If you’ve been diagnosed with atrial fibrillation (AFib) -- a heart rhythm disorder in which the two upper chambers, known as the atria, quiver instead of beating at a steady pace -- your doctor will have two main goals for treatment.
You may be surprised to learn that resetting your heart’s rhythm is the second goal of AFib treatment. People with atrial fibrillation are five times more likely to have a stroke than those who don’t have AFib, so your doctor’s first concern will be lowering your stroke risk. “The biggest health risk from the AFib itself is that clots will form in the heart and cause a stroke,” says William Whang, MD, assistant professor of clinical medicine in the division of cardiology at Columbia University Medical Center.
Once the stroke risk is under control, you can treat the actual atrial fibrillation rhythm disorder.
Doctors assess the risk of stroke in people with atrial fibrillation using a formula called CHADS2. It stands for:
- C-Congestive heart failure
- H-High blood pressure
- A-Age 75 or older
- S2-Previous stroke
Each of the conditions earns you one point; a previous stroke gets you two. Recently, doctors have added a second half to the scoring system, which evidence shows is even more accurate. This formula, known as VASc, adds points for being a woman (women with AFib are at greater stroke risk), peripheral vascular disease, and being older than 65.
“The general recommendation is that all but the lowest-risk AFib patients take a blood thinner, such as Coumadin,” says John Wylie, MD, director of electrophysiology services for Massachusetts-based Caritas Christi Health Care. “Patients who score only a point on CHADS2-VASc should be fine taking daily aspirin to manage their stroke risk, but if your score is higher than one point, I will recommend Coumadin. I’ve seen too many strokes.”
Blood thinners come with their own risks, such as gastrointestinal bleeding, joint problems, and uncontrolled hemorrhage. If your doctor puts you on a blood thinner, you also should be carefully monitored with regular blood tests.
In 2010, the FDA approved a new drug, dabigatran (Pradaxa), specifically to prevent stroke in people with AFib not caused by a heart valve problem. Although this drug also carries with it a risk of bleeding, it doesn’t require the same monthly blood tests that Coumadin does.
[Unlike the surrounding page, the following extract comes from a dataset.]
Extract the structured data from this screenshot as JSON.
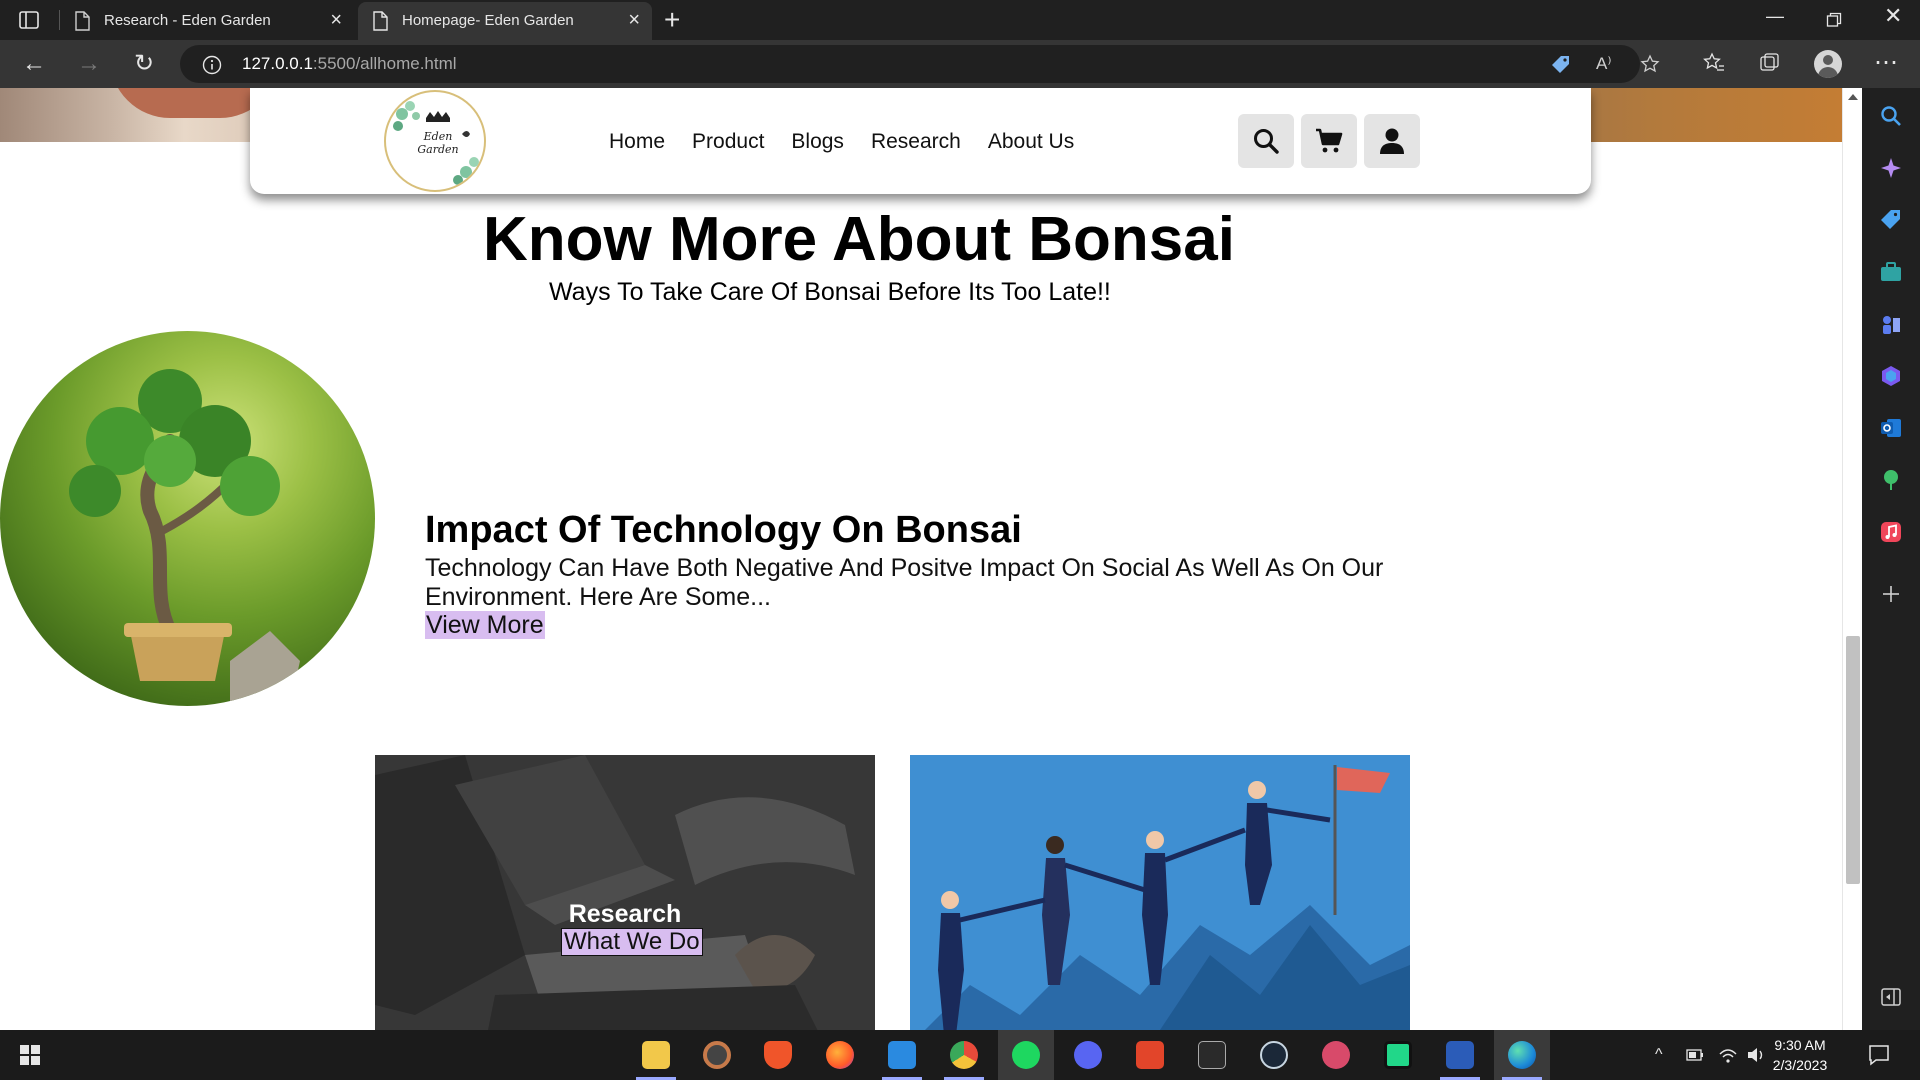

“It’s more convenient and it may be slightly more effective,” Wylie says. “On the other hand, it’s also more expensive and not all insurance plans may cover it, and it’s more difficult to reverse quickly if someone is in a traumatic accident that causes bleeding.”
Rivaroxaban (Xarelto) is an even newer drug in a similar category. It does not need to be monitored with monthly blood tests and is prescribed only once a day. Eliquis is also a blood thinner that does not require monthly blood tests. It's taken twice a day.